**Try it:**
In the data below, find every line with the word "false" and copy it out.

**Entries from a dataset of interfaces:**
= Beginning of Section =
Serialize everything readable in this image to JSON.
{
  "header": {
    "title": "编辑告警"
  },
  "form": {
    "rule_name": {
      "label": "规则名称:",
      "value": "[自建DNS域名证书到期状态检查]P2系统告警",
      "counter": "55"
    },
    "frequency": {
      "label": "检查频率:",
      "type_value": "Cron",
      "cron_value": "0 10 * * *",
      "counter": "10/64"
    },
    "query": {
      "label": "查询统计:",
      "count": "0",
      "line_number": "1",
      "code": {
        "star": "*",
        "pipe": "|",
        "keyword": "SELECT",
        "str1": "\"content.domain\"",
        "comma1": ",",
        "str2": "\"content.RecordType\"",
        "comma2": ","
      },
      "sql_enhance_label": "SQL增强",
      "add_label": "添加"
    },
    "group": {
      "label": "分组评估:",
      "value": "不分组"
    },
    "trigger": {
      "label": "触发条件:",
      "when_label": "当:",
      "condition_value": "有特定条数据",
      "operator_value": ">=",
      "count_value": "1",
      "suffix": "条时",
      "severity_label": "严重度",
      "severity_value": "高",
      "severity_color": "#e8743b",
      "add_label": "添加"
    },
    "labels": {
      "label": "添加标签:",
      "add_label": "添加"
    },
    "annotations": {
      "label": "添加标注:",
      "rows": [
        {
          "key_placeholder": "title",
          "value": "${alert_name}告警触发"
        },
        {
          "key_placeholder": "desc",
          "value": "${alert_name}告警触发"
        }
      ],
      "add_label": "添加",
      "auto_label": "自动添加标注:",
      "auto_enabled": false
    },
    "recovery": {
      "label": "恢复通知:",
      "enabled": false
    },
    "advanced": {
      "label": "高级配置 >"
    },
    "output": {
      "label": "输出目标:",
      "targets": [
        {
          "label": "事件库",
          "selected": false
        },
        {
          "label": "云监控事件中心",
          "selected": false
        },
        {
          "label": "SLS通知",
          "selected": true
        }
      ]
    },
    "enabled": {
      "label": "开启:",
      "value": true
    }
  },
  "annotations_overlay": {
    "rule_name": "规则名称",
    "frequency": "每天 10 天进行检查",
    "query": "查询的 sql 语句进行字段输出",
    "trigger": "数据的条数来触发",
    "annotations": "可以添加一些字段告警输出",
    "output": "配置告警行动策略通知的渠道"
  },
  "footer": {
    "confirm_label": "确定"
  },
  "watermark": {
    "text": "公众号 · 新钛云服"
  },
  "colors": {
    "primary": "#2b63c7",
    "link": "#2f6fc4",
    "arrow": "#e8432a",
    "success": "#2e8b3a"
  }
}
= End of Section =
**Task result:**
      "auto_enabled": false
      "enabled": false
          "selected": false
          "selected": false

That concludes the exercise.